This study was carried out to determine if the bronchoconstrictive effect of cigarette smoke (CS) is enhanced when airway hyperresponsiveness is induced by ovalbumin (Ova) sensitization, and if so, whether an increase in endogenously released tachykinins is involved. The bronchoconstrictive effects of an acute CS inhalation challenge (15 ml; 50% concentration) were compared between guinea pigs sensitized with aerosolized Ova and matching control animals (receiving saline aerosol). In Ova-sensitized animals, there were marked increases in the numbers of eosinophils and neutrophils in the bronchoalveolar lavage fluid (BALF), which was accompanied by an elevated bronchomotor response to acetylcholine (ACh). The baseline lung resistance (RL) and dynamic pulmonary compliance (Cdyn) were not significantly different between the two groups; however, the same CS inhalation challenge evoked a significantly more intense bronchoconstriction in the Ova-sensitized group (control group: ΔRL = 68 ± 8%, ΔCdyn = -26 ± 6%; Ova group: ΔRL = 425 ± 76%; ΔCdyn = -47 ± 8%). The levels of substance P-like immunoreactivity (SP-LI) and calcitonin gene-related peptide-like immunoreactivity (CGRP-LI) measured in the bronchoalveolar lavage (BAL) collected after CS inhalation challenge were also significantly greater in Ova-sensitized animals than in control animals. Furthermore, pretreatment with SR-48968, a selective antagonist of neurokinin-2 (NK2) receptor, inhibited more than 85% of the enhanced bronchomotor responses to CS challenge, but did not significantly reduce the airway hyperresponsiveness to ACh in Ova-sensitized guinea pigs. These results show that Ova sensitization induces airway hyperresponsiveness to inhaled CS, and that the endogenous tachykinins evoked by CS-induced activation of lung C fibers play a primary role in this augmented response.

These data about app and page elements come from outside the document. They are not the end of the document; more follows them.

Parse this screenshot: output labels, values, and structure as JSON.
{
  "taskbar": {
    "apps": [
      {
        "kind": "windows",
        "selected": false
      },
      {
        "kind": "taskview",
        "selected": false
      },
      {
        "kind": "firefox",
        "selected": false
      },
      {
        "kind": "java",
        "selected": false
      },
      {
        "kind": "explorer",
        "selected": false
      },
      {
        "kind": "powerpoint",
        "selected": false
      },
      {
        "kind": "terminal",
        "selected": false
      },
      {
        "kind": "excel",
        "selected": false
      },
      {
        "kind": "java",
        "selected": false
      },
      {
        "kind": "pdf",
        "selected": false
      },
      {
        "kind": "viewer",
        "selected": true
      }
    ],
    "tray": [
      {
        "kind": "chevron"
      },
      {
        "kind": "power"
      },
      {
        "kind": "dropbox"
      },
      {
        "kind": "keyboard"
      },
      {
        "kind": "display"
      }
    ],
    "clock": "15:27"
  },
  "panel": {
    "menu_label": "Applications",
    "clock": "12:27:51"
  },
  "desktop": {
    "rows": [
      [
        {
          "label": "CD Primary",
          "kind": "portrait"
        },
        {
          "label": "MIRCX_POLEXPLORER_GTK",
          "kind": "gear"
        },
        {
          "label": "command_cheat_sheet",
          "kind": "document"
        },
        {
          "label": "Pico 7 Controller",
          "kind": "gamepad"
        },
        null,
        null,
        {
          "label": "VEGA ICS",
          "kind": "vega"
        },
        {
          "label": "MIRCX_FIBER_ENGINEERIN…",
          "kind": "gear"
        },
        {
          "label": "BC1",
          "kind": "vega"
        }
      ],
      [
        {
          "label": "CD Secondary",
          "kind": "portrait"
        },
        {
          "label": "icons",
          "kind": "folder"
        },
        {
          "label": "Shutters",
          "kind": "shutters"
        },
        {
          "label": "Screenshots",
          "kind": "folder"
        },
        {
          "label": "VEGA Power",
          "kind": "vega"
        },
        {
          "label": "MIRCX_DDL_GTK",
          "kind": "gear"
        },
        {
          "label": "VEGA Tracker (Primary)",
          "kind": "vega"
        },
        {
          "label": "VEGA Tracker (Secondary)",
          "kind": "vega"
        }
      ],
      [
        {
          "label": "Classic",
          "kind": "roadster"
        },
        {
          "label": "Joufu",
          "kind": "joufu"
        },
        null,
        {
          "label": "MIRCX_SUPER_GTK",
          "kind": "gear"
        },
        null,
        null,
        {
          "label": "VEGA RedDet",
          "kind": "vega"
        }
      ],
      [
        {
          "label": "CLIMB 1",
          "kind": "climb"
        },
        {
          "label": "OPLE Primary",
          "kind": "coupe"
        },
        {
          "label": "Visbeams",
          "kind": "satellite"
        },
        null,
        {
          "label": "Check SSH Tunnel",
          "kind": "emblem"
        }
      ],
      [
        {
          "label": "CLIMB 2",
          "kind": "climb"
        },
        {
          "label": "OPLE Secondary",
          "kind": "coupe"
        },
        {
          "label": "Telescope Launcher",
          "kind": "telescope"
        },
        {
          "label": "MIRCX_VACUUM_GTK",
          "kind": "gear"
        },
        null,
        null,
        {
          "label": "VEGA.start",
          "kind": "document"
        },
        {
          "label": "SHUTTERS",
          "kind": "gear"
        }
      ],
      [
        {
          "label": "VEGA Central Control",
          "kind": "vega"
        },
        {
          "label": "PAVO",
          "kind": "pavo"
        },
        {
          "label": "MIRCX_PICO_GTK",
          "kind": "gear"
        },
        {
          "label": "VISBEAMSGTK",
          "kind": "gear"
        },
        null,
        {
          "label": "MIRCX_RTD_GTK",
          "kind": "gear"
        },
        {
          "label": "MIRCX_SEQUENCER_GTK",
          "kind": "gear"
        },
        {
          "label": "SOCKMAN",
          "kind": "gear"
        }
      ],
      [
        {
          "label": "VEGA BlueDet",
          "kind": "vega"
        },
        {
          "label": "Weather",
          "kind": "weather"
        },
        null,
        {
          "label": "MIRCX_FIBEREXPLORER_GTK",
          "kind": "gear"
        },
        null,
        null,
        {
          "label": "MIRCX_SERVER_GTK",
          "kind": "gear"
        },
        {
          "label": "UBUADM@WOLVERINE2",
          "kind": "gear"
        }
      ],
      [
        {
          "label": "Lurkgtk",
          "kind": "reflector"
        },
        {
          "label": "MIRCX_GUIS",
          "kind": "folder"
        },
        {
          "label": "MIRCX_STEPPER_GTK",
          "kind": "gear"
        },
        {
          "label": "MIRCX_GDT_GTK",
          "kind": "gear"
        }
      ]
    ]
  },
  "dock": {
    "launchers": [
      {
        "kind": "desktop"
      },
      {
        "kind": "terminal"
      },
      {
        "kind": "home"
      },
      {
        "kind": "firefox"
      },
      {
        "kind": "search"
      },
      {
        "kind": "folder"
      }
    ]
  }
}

|Original language||English (US)|
|Number of pages||8|
|Journal||American Journal of Respiratory and Critical Care Medicine|
|State||Published - 2000|
ASJC Scopus subject areas
- Pulmonary and Respiratory Medicine
- Critical Care and Intensive Care Medicine